Humans and AI: Everything in Moderation
Mashable posted a recent opinion piece which summarises some of the recent moves by large tech companies and online platforms to do something about the problem of harassment and toxicity. In short, at long last, we are acknowledging that there is a problem. And, crucially, that something needs to be done about it. But, is there a problem with throwing more human moderators at the problem, as the author suggests? And, what about AI?
Mashable posted an opinion piece which summarises some of the recent moves by large tech companies and online platforms to do something about the problem of harassment and toxic content; in short, at long last, we are acknowledging that there is a problem. And, crucially, that something needs to be done about it.
The central premise of the article is to problematize the current trend in approaches being taken — which is to staff up with ever-larger teams of human moderators. While the author rightly touches upon the very real cost in emotional labour that this approach necessitates, he goes on to say:
… if it were as simple as enforcing YouTube’s community guidelines, a bot could do it, and we already know that doesn’t work. With humans involved, it raises a different set of questions: Who are these humans? What qualifications or biases do they have? And what exactly raises a red flag in their minds?
While this raises worthy questions about transparency and openness, we of course also know that technology is not neutral either, and doesn’t give us unbiased results.
There’s a certain framing of this which is negative; this bias, unassumed and unchecked is what is problematic. However, if we work towards a wider understanding that all design is intentional, and that a computational system is so because a human designed it to be that way, then that is the goal.
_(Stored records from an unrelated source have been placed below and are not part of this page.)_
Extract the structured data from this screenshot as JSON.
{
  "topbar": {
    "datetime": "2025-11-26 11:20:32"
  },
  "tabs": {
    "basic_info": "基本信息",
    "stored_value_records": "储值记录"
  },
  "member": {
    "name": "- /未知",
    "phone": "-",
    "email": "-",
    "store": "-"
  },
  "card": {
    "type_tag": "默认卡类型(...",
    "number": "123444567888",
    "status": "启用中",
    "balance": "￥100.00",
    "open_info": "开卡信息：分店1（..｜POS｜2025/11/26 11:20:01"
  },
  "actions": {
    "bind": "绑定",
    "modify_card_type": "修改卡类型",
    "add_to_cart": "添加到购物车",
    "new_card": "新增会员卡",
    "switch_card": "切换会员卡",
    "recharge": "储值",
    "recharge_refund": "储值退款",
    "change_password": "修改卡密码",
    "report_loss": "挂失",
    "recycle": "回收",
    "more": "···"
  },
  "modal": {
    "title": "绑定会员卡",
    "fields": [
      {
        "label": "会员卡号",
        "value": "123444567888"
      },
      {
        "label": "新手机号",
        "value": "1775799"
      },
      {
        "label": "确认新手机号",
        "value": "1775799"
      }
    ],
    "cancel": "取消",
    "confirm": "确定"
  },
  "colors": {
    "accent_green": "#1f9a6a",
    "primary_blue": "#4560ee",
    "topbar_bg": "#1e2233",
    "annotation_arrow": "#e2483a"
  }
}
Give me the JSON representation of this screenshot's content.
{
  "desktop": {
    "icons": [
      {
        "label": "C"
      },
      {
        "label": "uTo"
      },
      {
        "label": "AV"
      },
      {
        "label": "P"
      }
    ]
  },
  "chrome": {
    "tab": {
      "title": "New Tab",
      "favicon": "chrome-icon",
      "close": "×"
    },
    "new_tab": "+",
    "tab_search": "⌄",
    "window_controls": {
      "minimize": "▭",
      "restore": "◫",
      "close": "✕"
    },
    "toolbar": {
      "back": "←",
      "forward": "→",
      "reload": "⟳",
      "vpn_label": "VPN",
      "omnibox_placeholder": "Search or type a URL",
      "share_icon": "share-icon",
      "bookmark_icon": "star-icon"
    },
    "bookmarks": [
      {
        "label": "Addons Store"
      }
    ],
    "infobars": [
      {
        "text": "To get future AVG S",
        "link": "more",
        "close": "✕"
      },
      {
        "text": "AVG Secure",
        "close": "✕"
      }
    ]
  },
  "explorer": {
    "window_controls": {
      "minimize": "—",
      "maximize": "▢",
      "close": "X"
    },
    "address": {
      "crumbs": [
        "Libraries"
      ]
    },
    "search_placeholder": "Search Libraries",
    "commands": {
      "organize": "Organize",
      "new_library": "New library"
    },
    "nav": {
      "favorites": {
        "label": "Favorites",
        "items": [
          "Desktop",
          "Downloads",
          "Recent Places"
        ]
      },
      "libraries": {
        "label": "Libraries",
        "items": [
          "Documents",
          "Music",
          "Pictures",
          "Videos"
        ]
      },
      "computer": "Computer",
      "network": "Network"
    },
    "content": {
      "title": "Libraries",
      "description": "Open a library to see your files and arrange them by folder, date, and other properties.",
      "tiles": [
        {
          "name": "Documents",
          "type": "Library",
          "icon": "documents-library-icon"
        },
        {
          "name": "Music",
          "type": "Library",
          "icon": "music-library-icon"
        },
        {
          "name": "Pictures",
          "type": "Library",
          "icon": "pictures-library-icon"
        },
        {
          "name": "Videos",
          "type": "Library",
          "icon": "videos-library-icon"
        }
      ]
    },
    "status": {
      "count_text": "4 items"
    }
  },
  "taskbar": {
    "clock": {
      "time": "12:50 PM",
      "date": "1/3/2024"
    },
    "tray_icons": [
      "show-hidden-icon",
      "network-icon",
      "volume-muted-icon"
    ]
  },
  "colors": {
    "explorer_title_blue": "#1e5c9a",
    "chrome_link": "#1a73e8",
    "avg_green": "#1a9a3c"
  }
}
After all, we know that technology is not neutral because at Spirit, we design and build these systems— our tool are a product of our thinking, our experiences, and crucially: our subject matter expertise. That is a good thing.
Community moderators are subject matter experts too — and this is why, as the article suggests, traditional “bots” do not work well. They don’t account for the nuance and deep understanding of language and of how communities work. It takes that kind of understanding and expertise — which might be called ‘bias’ — built into the design of a product, to capture those nuances. (Full disclosure: that is how we have approached building Ally).
In any case, it is the collaboration between a human moderator and technology that yields the best results here; tools through which we can outsource a part of our emotional labour, provide the necessary support for humans to continue to do their jobs well. Machines can collate relevant information quickly and effectively for a human to review; saving them trouble and time, allowing them to respond quickly to even more situations.
This question of offloading some of our emotional labour to the machine is a fascinating one; it’s also one about which Leigh Alexander wrote a thoughtful piece last year, in which we were featured:
Solving toxicity in online platforms is going to require a combination of approaches; we’ve created a messy problem, and the solution requires the same degree of nuance. One thing is clear, however: this is the time for something to be done. As Ellen Pao, former CEO at Reddit noted:
"We waited too long to fix our networks" - Ellen Pao.